■ TASK REQUIREMENTS ■
Write the records out again exactly, leaving no images in.

■ INPUT MATERIAL ■
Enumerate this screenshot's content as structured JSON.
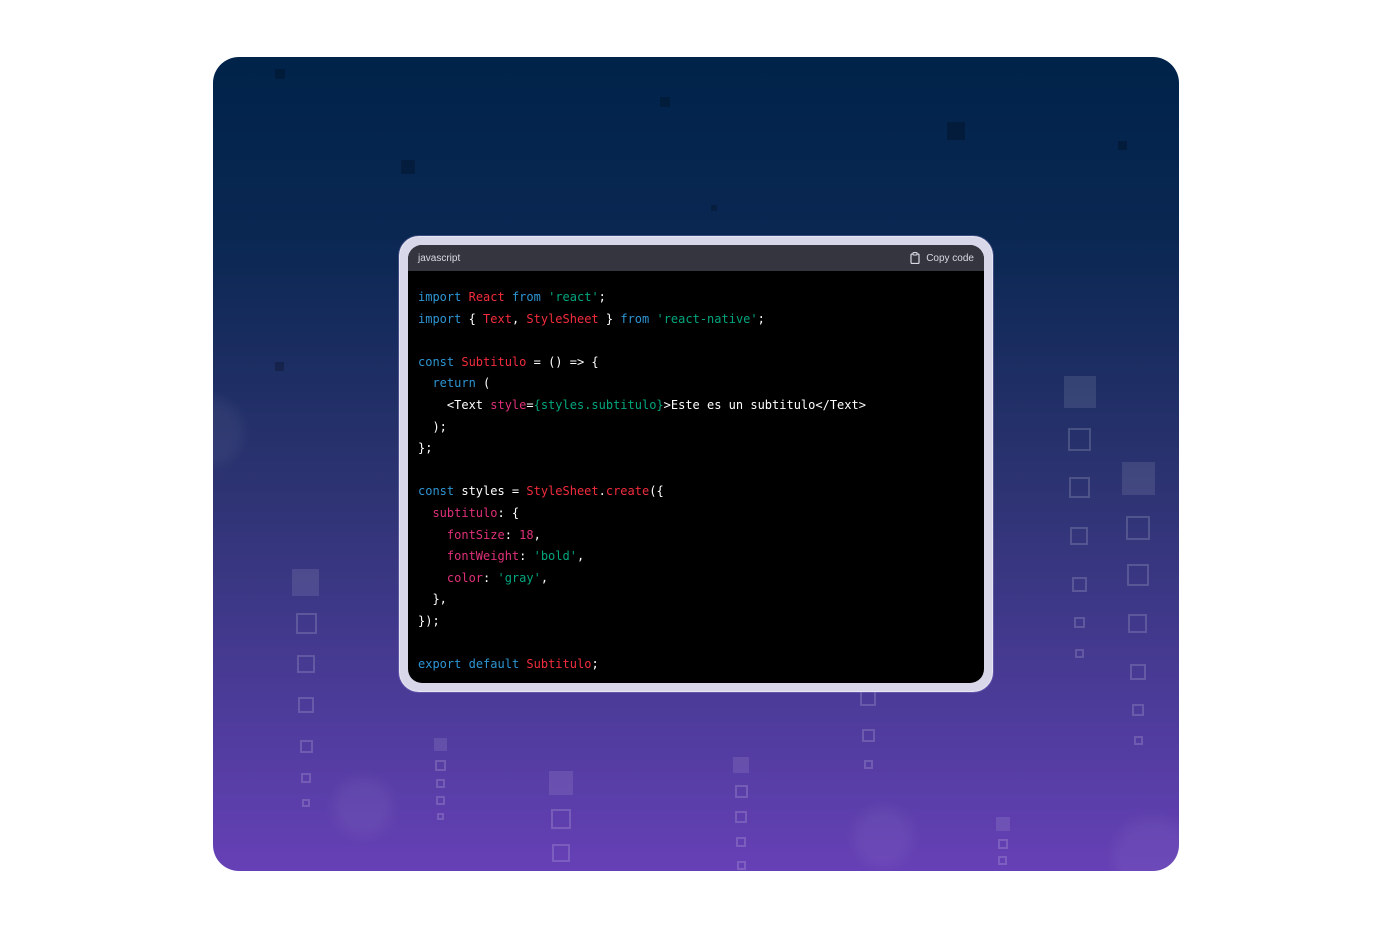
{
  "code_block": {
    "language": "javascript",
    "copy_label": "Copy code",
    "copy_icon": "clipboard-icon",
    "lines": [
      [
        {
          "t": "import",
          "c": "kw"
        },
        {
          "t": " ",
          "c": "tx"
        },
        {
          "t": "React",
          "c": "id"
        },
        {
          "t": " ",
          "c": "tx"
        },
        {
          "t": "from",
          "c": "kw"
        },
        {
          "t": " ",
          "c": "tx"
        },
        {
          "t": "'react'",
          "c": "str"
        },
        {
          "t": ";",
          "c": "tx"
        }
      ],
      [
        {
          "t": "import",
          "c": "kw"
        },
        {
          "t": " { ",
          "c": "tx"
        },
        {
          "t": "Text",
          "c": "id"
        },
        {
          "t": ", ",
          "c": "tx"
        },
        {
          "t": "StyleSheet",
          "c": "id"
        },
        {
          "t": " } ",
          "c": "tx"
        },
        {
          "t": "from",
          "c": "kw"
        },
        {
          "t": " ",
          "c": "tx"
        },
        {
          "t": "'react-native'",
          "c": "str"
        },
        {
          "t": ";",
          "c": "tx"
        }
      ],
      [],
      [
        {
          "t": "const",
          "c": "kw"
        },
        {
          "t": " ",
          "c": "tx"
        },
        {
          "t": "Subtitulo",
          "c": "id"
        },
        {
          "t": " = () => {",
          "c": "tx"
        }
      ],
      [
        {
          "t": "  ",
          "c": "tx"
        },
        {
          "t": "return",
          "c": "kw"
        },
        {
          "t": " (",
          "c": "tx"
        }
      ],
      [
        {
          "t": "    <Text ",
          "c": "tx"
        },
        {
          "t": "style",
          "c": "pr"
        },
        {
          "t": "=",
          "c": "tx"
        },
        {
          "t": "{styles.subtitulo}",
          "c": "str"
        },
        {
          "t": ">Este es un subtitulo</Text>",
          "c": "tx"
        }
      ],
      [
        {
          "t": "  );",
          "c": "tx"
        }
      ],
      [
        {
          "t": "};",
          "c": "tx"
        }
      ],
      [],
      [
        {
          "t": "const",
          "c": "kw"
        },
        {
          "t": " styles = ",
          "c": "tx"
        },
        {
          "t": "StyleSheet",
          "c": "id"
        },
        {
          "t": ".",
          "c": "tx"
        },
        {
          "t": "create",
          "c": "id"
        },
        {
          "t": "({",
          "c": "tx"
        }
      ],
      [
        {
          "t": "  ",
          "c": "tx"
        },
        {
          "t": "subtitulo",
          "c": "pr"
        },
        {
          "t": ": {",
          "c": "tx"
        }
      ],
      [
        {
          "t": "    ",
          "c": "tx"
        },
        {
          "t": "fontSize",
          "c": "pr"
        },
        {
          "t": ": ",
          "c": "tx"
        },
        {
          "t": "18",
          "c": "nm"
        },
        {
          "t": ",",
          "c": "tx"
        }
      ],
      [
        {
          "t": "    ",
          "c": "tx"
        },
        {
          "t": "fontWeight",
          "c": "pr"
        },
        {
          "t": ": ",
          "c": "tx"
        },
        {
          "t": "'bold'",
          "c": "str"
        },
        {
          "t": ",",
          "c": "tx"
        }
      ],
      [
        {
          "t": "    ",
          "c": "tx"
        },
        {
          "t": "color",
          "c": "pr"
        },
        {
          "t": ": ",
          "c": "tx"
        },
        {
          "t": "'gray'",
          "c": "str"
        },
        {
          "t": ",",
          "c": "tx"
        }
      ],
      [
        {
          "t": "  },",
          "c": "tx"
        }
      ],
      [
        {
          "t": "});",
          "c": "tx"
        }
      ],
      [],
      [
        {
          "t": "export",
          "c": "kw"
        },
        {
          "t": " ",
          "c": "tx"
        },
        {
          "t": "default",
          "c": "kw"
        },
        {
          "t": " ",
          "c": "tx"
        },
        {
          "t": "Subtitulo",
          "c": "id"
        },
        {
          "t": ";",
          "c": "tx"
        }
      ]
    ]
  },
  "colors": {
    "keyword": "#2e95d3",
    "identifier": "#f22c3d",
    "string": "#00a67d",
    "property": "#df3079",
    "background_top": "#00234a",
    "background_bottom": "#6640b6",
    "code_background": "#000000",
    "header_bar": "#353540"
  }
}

■ RESPONSE AREA ■
Enumerate this screenshot's content as structured JSON.
{
  "code_block": {
    "language": "javascript",
    "copy_label": "Copy code",
    "copy_icon": "clipboard-icon",
    "lines": [
      [
        {
          "t": "import",
          "c": "kw"
        },
        {
          "t": " ",
          "c": "tx"
        },
        {
          "t": "React",
          "c": "id"
        },
        {
          "t": " ",
          "c": "tx"
        },
        {
          "t": "from",
          "c": "kw"
        },
        {
          "t": " ",
          "c": "tx"
        },
        {
          "t": "'react'",
          "c": "str"
        },
        {
          "t": ";",
          "c": "tx"
        }
      ],
      [
        {
          "t": "import",
          "c": "kw"
        },
        {
          "t": " { ",
          "c": "tx"
        },
        {
          "t": "Text",
          "c": "id"
        },
        {
          "t": ", ",
          "c": "tx"
        },
        {
          "t": "StyleSheet",
          "c": "id"
        },
        {
          "t": " } ",
          "c": "tx"
        },
        {
          "t": "from",
          "c": "kw"
        },
        {
          "t": " ",
          "c": "tx"
        },
        {
          "t": "'react-native'",
          "c": "str"
        },
        {
          "t": ";",
          "c": "tx"
        }
      ],
      [],
      [
        {
          "t": "const",
          "c": "kw"
        },
        {
          "t": " ",
          "c": "tx"
        },
        {
          "t": "Subtitulo",
          "c": "id"
        },
        {
          "t": " = () => {",
          "c": "tx"
        }
      ],
      [
        {
          "t": "  ",
          "c": "tx"
        },
        {
          "t": "return",
          "c": "kw"
        },
        {
          "t": " (",
          "c": "tx"
        }
      ],
      [
        {
          "t": "    <Text ",
          "c": "tx"
        },
        {
          "t": "style",
          "c": "pr"
        },
        {
          "t": "=",
          "c": "tx"
        },
        {
          "t": "{styles.subtitulo}",
          "c": "str"
        },
        {
          "t": ">Este es un subtitulo</Text>",
          "c": "tx"
        }
      ],
      [
        {
          "t": "  );",
          "c": "tx"
        }
      ],
      [
        {
          "t": "};",
          "c": "tx"
        }
      ],
      [],
      [
        {
          "t": "const",
          "c": "kw"
        },
        {
          "t": " styles = ",
          "c": "tx"
        },
        {
          "t": "StyleSheet",
          "c": "id"
        },
        {
          "t": ".",
          "c": "tx"
        },
        {
          "t": "create",
          "c": "id"
        },
        {
          "t": "({",
          "c": "tx"
        }
      ],
      [
        {
          "t": "  ",
          "c": "tx"
        },
        {
          "t": "subtitulo",
          "c": "pr"
        },
        {
          "t": ": {",
          "c": "tx"
        }
      ],
      [
        {
          "t": "    ",
          "c": "tx"
        },
        {
          "t": "fontSize",
          "c": "pr"
        },
        {
          "t": ": ",
          "c": "tx"
        },
        {
          "t": "18",
          "c": "nm"
        },
        {
          "t": ",",
          "c": "tx"
        }
      ],
      [
        {
          "t": "    ",
          "c": "tx"
        },
        {
          "t": "fontWeight",
          "c": "pr"
        },
        {
          "t": ": ",
          "c": "tx"
        },
        {
          "t": "'bold'",
          "c": "str"
        },
        {
          "t": ",",
          "c": "tx"
        }
      ],
      [
        {
          "t": "    ",
          "c": "tx"
        },
        {
          "t": "color",
          "c": "pr"
        },
        {
          "t": ": ",
          "c": "tx"
        },
        {
          "t": "'gray'",
          "c": "str"
        },
        {
          "t": ",",
          "c": "tx"
        }
      ],
      [
        {
          "t": "  },",
          "c": "tx"
        }
      ],
      [
        {
          "t": "});",
          "c": "tx"
        }
      ],
      [],
      [
        {
          "t": "export",
          "c": "kw"
        },
        {
          "t": " ",
          "c": "tx"
        },
        {
          "t": "default",
          "c": "kw"
        },
        {
          "t": " ",
          "c": "tx"
        },
        {
          "t": "Subtitulo",
          "c": "id"
        },
        {
          "t": ";",
          "c": "tx"
        }
      ]
    ]
  },
  "colors": {
    "keyword": "#2e95d3",
    "identifier": "#f22c3d",
    "string": "#00a67d",
    "property": "#df3079",
    "background_top": "#00234a",
    "background_bottom": "#6640b6",
    "code_background": "#000000",
    "header_bar": "#353540"
  }
}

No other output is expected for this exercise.